**TASK GOAL**
Skipping any pictures, give all of the records below again exactly.
Content starts
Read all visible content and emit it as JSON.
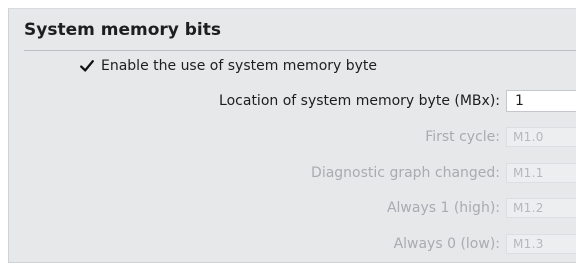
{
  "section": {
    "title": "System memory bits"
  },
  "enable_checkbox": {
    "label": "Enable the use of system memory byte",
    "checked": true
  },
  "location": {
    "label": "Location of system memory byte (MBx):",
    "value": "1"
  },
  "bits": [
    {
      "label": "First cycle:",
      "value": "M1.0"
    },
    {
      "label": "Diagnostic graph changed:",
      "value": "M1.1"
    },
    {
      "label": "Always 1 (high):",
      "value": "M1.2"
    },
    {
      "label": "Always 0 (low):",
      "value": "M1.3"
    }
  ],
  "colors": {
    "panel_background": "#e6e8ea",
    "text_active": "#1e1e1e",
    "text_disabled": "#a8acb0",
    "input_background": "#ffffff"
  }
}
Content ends
**SOLUTION TO THIS TASK**
Read all visible content and emit it as JSON.
{
  "section": {
    "title": "System memory bits"
  },
  "enable_checkbox": {
    "label": "Enable the use of system memory byte",
    "checked": true
  },
  "location": {
    "label": "Location of system memory byte (MBx):",
    "value": "1"
  },
  "bits": [
    {
      "label": "First cycle:",
      "value": "M1.0"
    },
    {
      "label": "Diagnostic graph changed:",
      "value": "M1.1"
    },
    {
      "label": "Always 1 (high):",
      "value": "M1.2"
    },
    {
      "label": "Always 0 (low):",
      "value": "M1.3"
    }
  ],
  "colors": {
    "panel_background": "#e6e8ea",
    "text_active": "#1e1e1e",
    "text_disabled": "#a8acb0",
    "input_background": "#ffffff"
  }
}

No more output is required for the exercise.